**Directions for this task:**
Restate only the tail of the data below, starting at the line that contains "Extract the structured" and including the last line, word for word.

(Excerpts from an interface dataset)
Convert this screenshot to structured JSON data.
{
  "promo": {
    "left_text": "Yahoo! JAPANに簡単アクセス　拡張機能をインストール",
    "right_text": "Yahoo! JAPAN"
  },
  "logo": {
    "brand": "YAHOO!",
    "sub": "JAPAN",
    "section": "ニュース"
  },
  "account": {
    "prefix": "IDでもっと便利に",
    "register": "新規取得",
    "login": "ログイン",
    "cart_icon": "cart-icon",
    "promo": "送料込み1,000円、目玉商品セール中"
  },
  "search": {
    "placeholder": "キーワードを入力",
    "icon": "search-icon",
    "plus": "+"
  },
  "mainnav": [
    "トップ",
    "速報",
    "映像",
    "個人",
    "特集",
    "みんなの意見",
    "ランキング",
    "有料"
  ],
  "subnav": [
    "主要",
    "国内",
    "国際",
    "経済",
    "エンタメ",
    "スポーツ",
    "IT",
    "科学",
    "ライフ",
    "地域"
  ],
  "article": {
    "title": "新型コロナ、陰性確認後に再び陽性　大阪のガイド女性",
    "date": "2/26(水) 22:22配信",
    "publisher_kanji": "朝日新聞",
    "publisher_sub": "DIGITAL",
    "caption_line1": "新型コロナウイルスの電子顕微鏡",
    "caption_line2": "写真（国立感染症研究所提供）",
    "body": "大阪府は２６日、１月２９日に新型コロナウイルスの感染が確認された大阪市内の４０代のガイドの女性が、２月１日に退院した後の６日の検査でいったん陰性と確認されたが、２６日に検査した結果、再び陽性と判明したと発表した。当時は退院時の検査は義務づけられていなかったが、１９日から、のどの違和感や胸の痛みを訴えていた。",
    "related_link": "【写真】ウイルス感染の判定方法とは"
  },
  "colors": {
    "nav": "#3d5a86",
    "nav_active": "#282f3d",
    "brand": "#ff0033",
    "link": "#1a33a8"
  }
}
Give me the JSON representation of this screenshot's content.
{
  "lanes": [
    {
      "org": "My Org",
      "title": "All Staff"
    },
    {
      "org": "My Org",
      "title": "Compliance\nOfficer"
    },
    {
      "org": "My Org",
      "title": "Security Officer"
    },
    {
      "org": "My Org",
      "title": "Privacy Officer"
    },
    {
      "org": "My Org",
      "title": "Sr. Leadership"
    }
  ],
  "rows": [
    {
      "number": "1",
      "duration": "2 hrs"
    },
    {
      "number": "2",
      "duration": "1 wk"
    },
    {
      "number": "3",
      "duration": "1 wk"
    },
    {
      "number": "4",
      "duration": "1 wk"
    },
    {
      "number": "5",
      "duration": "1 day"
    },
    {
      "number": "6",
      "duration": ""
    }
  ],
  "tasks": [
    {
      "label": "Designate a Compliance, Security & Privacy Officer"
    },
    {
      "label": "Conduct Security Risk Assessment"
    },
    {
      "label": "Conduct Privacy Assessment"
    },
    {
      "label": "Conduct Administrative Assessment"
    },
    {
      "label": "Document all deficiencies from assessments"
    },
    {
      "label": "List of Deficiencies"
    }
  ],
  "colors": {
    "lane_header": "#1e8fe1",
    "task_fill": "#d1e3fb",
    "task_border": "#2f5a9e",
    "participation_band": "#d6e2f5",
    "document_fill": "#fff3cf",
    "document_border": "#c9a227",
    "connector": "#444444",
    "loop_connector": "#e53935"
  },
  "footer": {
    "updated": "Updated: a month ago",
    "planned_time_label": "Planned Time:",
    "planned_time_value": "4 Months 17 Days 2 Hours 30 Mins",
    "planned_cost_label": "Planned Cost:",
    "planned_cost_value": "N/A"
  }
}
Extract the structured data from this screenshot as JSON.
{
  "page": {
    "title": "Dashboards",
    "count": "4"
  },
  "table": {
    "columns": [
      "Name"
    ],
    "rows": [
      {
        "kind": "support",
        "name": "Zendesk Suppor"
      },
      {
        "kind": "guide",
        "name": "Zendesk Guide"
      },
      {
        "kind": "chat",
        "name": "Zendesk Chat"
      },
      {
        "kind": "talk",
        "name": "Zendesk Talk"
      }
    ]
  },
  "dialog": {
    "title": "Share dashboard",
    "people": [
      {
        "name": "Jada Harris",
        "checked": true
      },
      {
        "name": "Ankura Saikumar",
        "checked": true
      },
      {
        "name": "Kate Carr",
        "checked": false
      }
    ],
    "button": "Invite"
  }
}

**Completed task:**
Extract the structured data from this screenshot as JSON.
{
  "page": {
    "title": "Dashboards",
    "count": "4"
  },
  "table": {
    "columns": [
      "Name"
    ],
    "rows": [
      {
        "kind": "support",
        "name": "Zendesk Suppor"
      },
      {
        "kind": "guide",
        "name": "Zendesk Guide"
      },
      {
        "kind": "chat",
        "name": "Zendesk Chat"
      },
      {
        "kind": "talk",
        "name": "Zendesk Talk"
      }
    ]
  },
  "dialog": {
    "title": "Share dashboard",
    "people": [
      {
        "name": "Jada Harris",
        "checked": true
      },
      {
        "name": "Ankura Saikumar",
        "checked": true
      },
      {
        "name": "Kate Carr",
        "checked": false
      }
    ],
    "button": "Invite"
  }
}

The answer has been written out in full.